POLITICS & GOVERNMENT

Justice Department drops charges in Menendez retrial

BY Michael Aron, Chief Political Correspondent |

Case dismissed. That bombshell in the federal case against New Jersey’s senior U.S. Senator Bob Menendez. The U.S. Department of Justice has abruptly dropped its plan to retry him on bribery and corruption charges.

It was just 12 days ago that the U.S. Department of Justice announced it would retry Menendez. But then last week, federal judge William Walls dismissed seven of the original 18 counts against the senator and his co-defendant.

That “took the heart out of the government’s case,” according to defense attorney Joseph Hayden.

So now, the government is dropping the case entirely. The DOJ issued a one-sentence statement that said, “Given the impact of [Judge Walls’] Jan. 24 order on the charges and the evidence admissible in a retrial, the United States has determined that it will not retry the defendants on the remaining charges.”

This means Menendez can run for re-election this year without the albatross of a second criminal trial hanging around his neck.

The senator was out of state Wednesday, but his office issued a statement that said, “From the very beginning, I never wavered in my innocence and my belief that justice would prevail. I am grateful that the Department of Justice has taken the time to reevaluate its case and come to the appropriate conclusion.”

Menendez’s first trial resulted in a hung jury. Ten of the 12 jurors reportedly favored acquittal. The case was about trading campaign contributions for officials favors, which the government called bribery. After 11 weeks, it ended in November in a mistrial.

Raymond M. Brown, one of Menendez’s defense lawyers said, “Nothing but praise for the Department of Justice, which … made a wise, fair, and just decision. Now Bob Menendez can return to what he does best — serving the people of New Jersey.”

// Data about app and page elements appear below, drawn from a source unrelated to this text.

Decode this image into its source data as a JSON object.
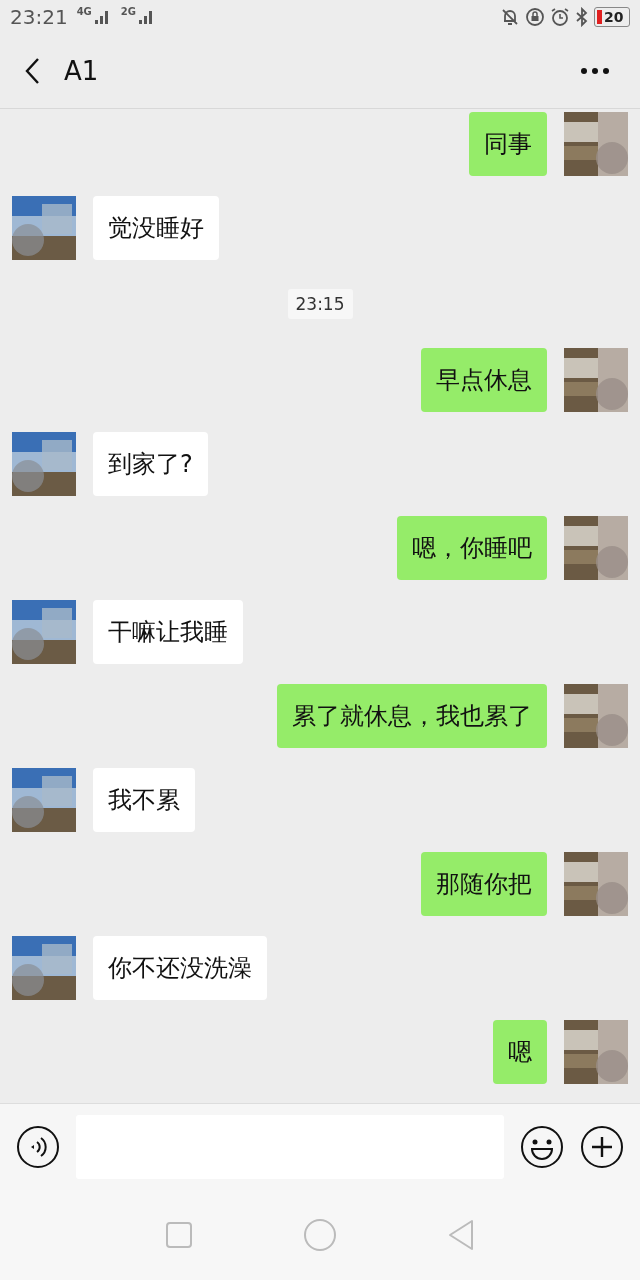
{
  "status_bar": {
    "time": "23:21",
    "network_1": "4G",
    "network_2": "2G",
    "battery": "20"
  },
  "header": {
    "title": "A1"
  },
  "messages": [
    {
      "kind": "sent",
      "text": "同事"
    },
    {
      "kind": "received",
      "text": "觉没睡好"
    },
    {
      "kind": "time",
      "text": "23:15"
    },
    {
      "kind": "sent",
      "text": "早点休息"
    },
    {
      "kind": "received",
      "text": "到家了?"
    },
    {
      "kind": "sent",
      "text": "嗯，你睡吧"
    },
    {
      "kind": "received",
      "text": "干嘛让我睡"
    },
    {
      "kind": "sent",
      "text": "累了就休息，我也累了"
    },
    {
      "kind": "received",
      "text": "我不累"
    },
    {
      "kind": "sent",
      "text": "那随你把"
    },
    {
      "kind": "received",
      "text": "你不还没洗澡"
    },
    {
      "kind": "sent",
      "text": "嗯"
    }
  ]
}
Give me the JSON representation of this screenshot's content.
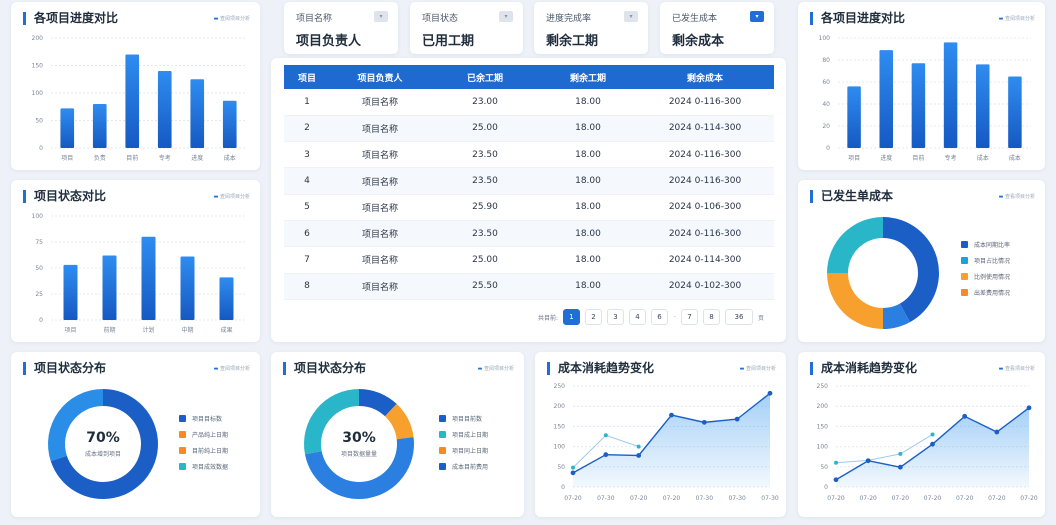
{
  "filters": [
    {
      "label": "项目名称",
      "value": "项目负责人",
      "active": false
    },
    {
      "label": "项目状态",
      "value": "已用工期",
      "active": false
    },
    {
      "label": "进度完成率",
      "value": "剩余工期",
      "active": false
    },
    {
      "label": "已发生成本",
      "value": "剩余成本",
      "active": true
    }
  ],
  "table": {
    "headers": [
      "项目",
      "项目负责人",
      "已余工期",
      "剩余工期",
      "剩余成本"
    ],
    "rows": [
      [
        "1",
        "项目名称",
        "23.00",
        "18.00",
        "2024 0-116-300"
      ],
      [
        "2",
        "项目名称",
        "25.00",
        "18.00",
        "2024 0-114-300"
      ],
      [
        "3",
        "项目名称",
        "23.50",
        "18.00",
        "2024 0-116-300"
      ],
      [
        "4",
        "项目名称",
        "23.50",
        "18.00",
        "2024 0-116-300"
      ],
      [
        "5",
        "项目名称",
        "25.90",
        "18.00",
        "2024 0-106-300"
      ],
      [
        "6",
        "项目名称",
        "23.50",
        "18.00",
        "2024 0-116-300"
      ],
      [
        "7",
        "项目名称",
        "25.00",
        "18.00",
        "2024 0-114-300"
      ],
      [
        "8",
        "项目名称",
        "25.50",
        "18.00",
        "2024 0-102-300"
      ]
    ]
  },
  "pager": {
    "prefix": "共目前:",
    "pages": [
      "1",
      "2",
      "3",
      "4",
      "6"
    ],
    "dots": "·",
    "more_pages": [
      "7",
      "8"
    ],
    "size": "36",
    "suffix": "页",
    "active_index": 0
  },
  "charts": {
    "bar_tl": {
      "title": "各项目进度对比",
      "link": "查阅项目分析",
      "chart_data": {
        "type": "bar",
        "categories": [
          "项目",
          "负责",
          "目前",
          "专考",
          "进度",
          "成本"
        ],
        "values": [
          72,
          80,
          170,
          140,
          125,
          86
        ],
        "yticks": [
          0,
          50,
          100,
          150,
          200
        ],
        "ylim": [
          0,
          200
        ]
      }
    },
    "bar_ml": {
      "title": "项目状态对比",
      "link": "查阅项目分析",
      "chart_data": {
        "type": "bar",
        "categories": [
          "项目",
          "前期",
          "计划",
          "中期",
          "成果"
        ],
        "values": [
          53,
          62,
          80,
          61,
          41
        ],
        "yticks": [
          0,
          25,
          50,
          75,
          100
        ],
        "ylim": [
          0,
          100
        ]
      }
    },
    "bar_tr": {
      "title": "各项目进度对比",
      "link": "查阅项目分析",
      "chart_data": {
        "type": "bar",
        "categories": [
          "项目",
          "进度",
          "目前",
          "专考",
          "成本",
          "成本"
        ],
        "values": [
          56,
          89,
          77,
          96,
          76,
          65
        ],
        "yticks": [
          0,
          20,
          40,
          60,
          80,
          100
        ],
        "ylim": [
          0,
          100
        ]
      }
    },
    "donut_r": {
      "title": "已发生单成本",
      "link": "查看项目分析",
      "chart_data": {
        "type": "pie",
        "categories": [
          "成本同期比率",
          "项目占比情况",
          "比例使用情况",
          "出差费用情况"
        ],
        "values": [
          42,
          8,
          25,
          25
        ],
        "colors": [
          "#1b5fc6",
          "#2a7fe0",
          "#f7a02d",
          "#2ab6c9"
        ]
      },
      "legend_colors": [
        "#1b5fc6",
        "#1aa3d6",
        "#f7a02d",
        "#f58a2a"
      ]
    },
    "donut_bl": {
      "title": "项目状态分布",
      "link": "查阅项目分析",
      "center_value": "70%",
      "center_label": "成本增到项目",
      "chart_data": {
        "type": "pie",
        "categories": [
          "项目目标数",
          "产品纯上日期",
          "目前纯上日期",
          "项目成效数据"
        ],
        "values": [
          70,
          30
        ],
        "colors": [
          "#1b5fc6",
          "#2a8ee8"
        ]
      },
      "legend_colors": [
        "#1b5fc6",
        "#f58a2a",
        "#f58a2a",
        "#2ab6c9"
      ]
    },
    "donut_bm": {
      "title": "项目状态分布",
      "link": "查阅项目分析",
      "center_value": "30%",
      "center_label": "项目数据量量",
      "chart_data": {
        "type": "pie",
        "categories": [
          "项目目前数",
          "项目成上日期",
          "项目同上日期",
          "成本目前费用"
        ],
        "values": [
          12,
          11,
          49,
          28
        ],
        "colors": [
          "#1b5fc6",
          "#f7a02d",
          "#2a7fe0",
          "#2ab6c9"
        ]
      },
      "legend_colors": [
        "#1b5fc6",
        "#2ab6c9",
        "#f58a2a",
        "#1b5fc6"
      ]
    },
    "area_bm": {
      "title": "成本消耗趋势变化",
      "link": "查阅项目分析",
      "chart_data": {
        "type": "area",
        "x": [
          "07-20",
          "07-30",
          "07-20",
          "07-20",
          "07-30",
          "07-30",
          "07-30"
        ],
        "series": [
          {
            "values": [
              35,
              80,
              78,
              178,
              160,
              168,
              232
            ]
          },
          {
            "values": [
              48,
              128,
              100,
              0,
              0,
              0,
              0
            ]
          }
        ],
        "yticks": [
          0,
          50,
          100,
          150,
          200,
          250
        ],
        "ylim": [
          0,
          250
        ]
      }
    },
    "area_br": {
      "title": "成本消耗趋势变化",
      "link": "查看项目分析",
      "chart_data": {
        "type": "area",
        "x": [
          "07-20",
          "07-20",
          "07-20",
          "07-20",
          "07-20",
          "07-20",
          "07-20"
        ],
        "series": [
          {
            "values": [
              18,
              65,
              49,
              106,
              175,
              136,
              196
            ]
          },
          {
            "values": [
              60,
              66,
              82,
              130,
              0,
              0,
              0
            ]
          }
        ],
        "yticks": [
          0,
          50,
          100,
          150,
          200,
          250
        ],
        "ylim": [
          0,
          250
        ]
      }
    }
  }
}
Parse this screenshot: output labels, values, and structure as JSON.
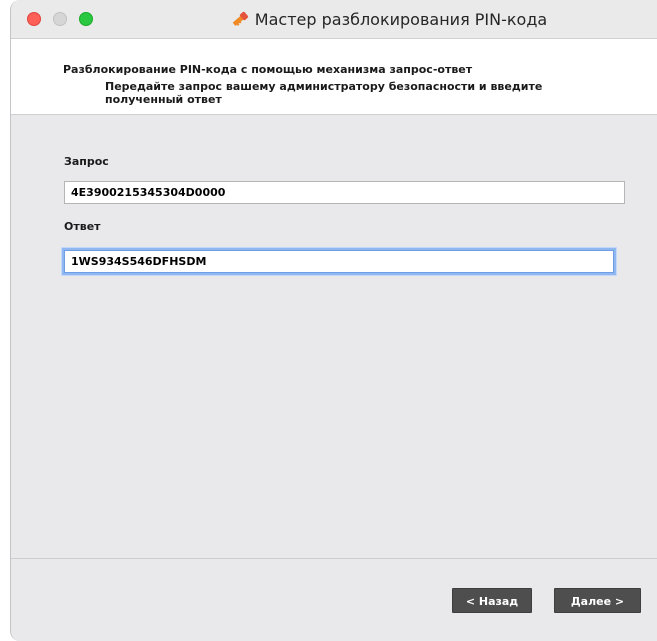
{
  "window": {
    "title": "Мастер разблокирования PIN-кода",
    "title_icon": "key-icon"
  },
  "header": {
    "title": "Разблокирование PIN-кода с помощью механизма запрос-ответ",
    "description": "Передайте запрос вашему администратору безопасности и введите полученный ответ"
  },
  "form": {
    "request_label": "Запрос",
    "request_value": "4E3900215345304D0000",
    "response_label": "Ответ",
    "response_value": "1WS934S546DFHSDM"
  },
  "buttons": {
    "back_label": "< Назад",
    "next_label": "Далее >"
  },
  "colors": {
    "close": "#fe5f57",
    "zoom": "#2ac840",
    "button_bg": "#4e4e4e",
    "focus_ring": "#8fb8f3"
  }
}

So, no retrial for Menendez. Politicians thinking of running against him, in the primary or the general election, are recalibrating.